“Ballard continues to add to their list of award-winning restaurants,” said Anndrea Dunning, marketing and membership manager at Ballard Alliance, writing in to nominate the neighborhood. Dunning notes that Ballard Seattle's most recently-designated business improvement district.
“What makes Ballard so great is not what is happening today but that its rich history is still alive and well,” Dunning continued. “Ballard remains culturally rich with its hardworking Nordic roots. Small businesses rule in Ballard and we have a close-knit community of business owners and entrepreneurs. It truly is a small town.”
Like other neighborhoods in the competition—looking at you, Capitol Hill and West Seattle—Ballard is full of little sub-neighborhoods. Resident Sue Pierce wrote in to nominate one of them: West Woodland.
“I love Ballard's West Woodland neighborhood because the community feels like a small town within a larger city,” explained Pierce. “Neighbors have access to all the cultural and employment opportunities the City of Seattle offers, as well as a variety of housing choices and transit opportunities. With backyard cottages [and] mid-century duplexes and triplexes nestled among [single-family] homes, neighbors know they can age in place here, and kids can return from college and still find reasonable rentals. We are a model for what open zoning can achieve!”
To some of us, though, it’ll always be the Ballard of the Ballard Driving Academy.

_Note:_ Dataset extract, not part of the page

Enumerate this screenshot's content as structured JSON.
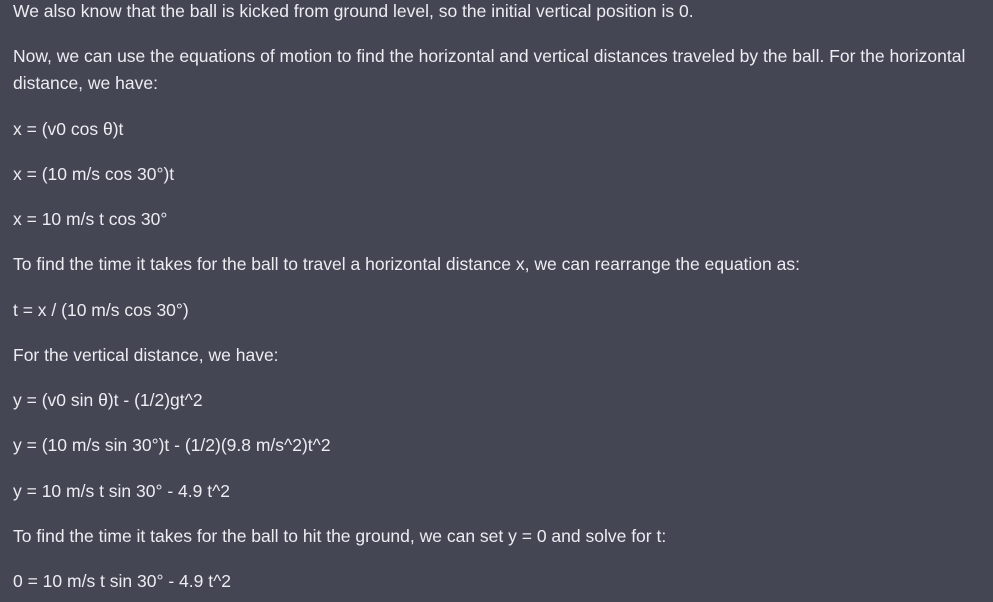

Between Ballard’s loyal longtime residents and new enthusiasts—and impressive Curbed Cup record—the future for them seems bright in this competition.
One of Seattle’s oldest and densest neighborhoods, the International District—and within it, Chinatown, Japantown, and Little Saigon—has some of the richest history and one of the strongest small business communities in Seattle.
It’s the home of the flagship Uwajimaya store, a massive supermarket and food court with an emphasis on Asian food. It’s filled with parks like Hing Hay Park and Kobe Terrace. And it’s one of the most transit-accessible neighborhoods in the entire city, served by light rail, heavy rail, tunnel buses, surface buses, and a streetcar.
Sing the night away at Bush Garden or Venus. Grab some dim sum at House of Hong, Dim Sum King, or Jade Garden—or banh mi at Saigon Deli or Thanh Son Tofu. Practice your pinball at the Pinball Museum, a blank-storefront activation project that was eventually made permanent. Buy some gifts and goodies at Kobo or Modern Trading Company. Drop in for a Lunar New Year celebration, Dragon Fest, or the Night Market and Autumn Moon Festival.
Smithsonian-affiliated Wing Luke Museum highlights the life experiences of Asian Pacific Americans in the United States, the only community museum in the country to do so. Appropriately, that’s located in the East Kong Yick building, built with the shared resources of 170 Chinese pioneers in 1910. The Panama Hotel, built in 1910 is an early example of Japanese-designed architecture in the city.
It’s no surprise that it contains one of Seattle’s eight historic districts. But it’s a major surprise that the neighborhood hasn’t appeared in a Curbed Cup since 2013—also competing against Ballard.
Which neighborhood should advance this week? This poll closes Thursday, December 14 at 3:30 p.m., so get those votes in. (Not seeing the poll? Try exiting Apple News or Google Amp.)